_Problem description_
In your copy, each record should read exactly as it does below, and no pictures should be present.

_Supplied material_
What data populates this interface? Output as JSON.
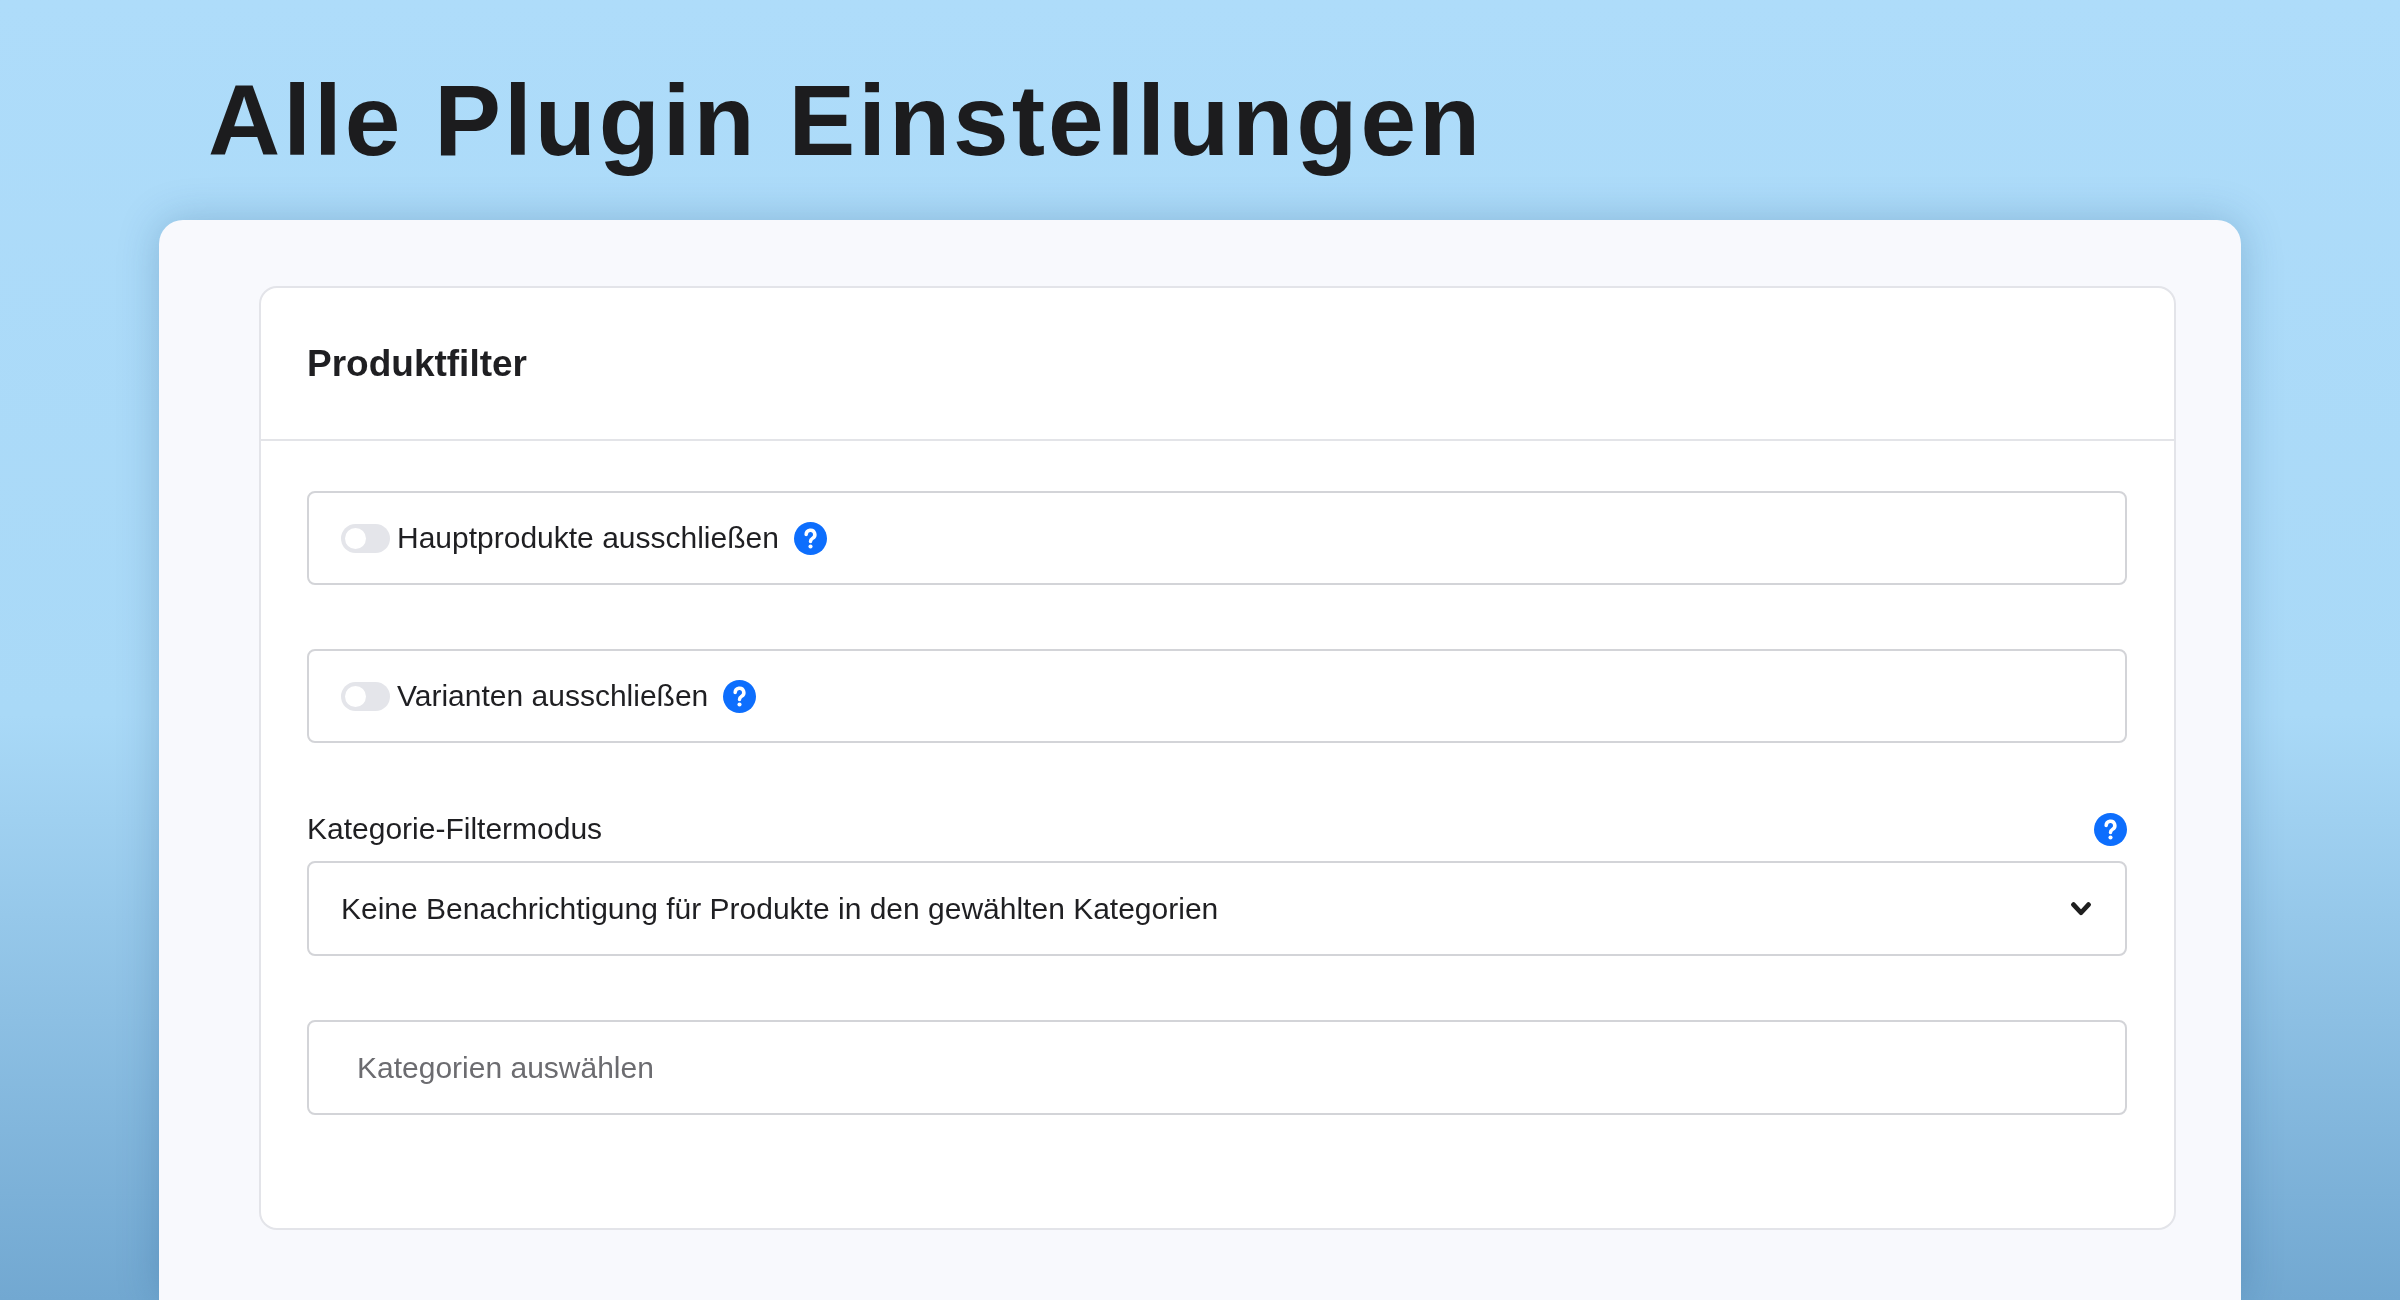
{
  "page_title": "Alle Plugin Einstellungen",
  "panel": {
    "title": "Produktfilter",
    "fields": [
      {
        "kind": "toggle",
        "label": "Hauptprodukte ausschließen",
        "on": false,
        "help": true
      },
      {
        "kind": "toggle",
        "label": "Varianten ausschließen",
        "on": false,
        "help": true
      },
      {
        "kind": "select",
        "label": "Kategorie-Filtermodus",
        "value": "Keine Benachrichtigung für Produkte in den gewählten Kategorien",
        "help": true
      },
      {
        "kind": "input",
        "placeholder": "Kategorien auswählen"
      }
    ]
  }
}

_Task output_
What data populates this interface? Output as JSON.
{
  "page_title": "Alle Plugin Einstellungen",
  "panel": {
    "title": "Produktfilter",
    "fields": [
      {
        "kind": "toggle",
        "label": "Hauptprodukte ausschließen",
        "on": false,
        "help": true
      },
      {
        "kind": "toggle",
        "label": "Varianten ausschließen",
        "on": false,
        "help": true
      },
      {
        "kind": "select",
        "label": "Kategorie-Filtermodus",
        "value": "Keine Benachrichtigung für Produkte in den gewählten Kategorien",
        "help": true
      },
      {
        "kind": "input",
        "placeholder": "Kategorien auswählen"
      }
    ]
  }
}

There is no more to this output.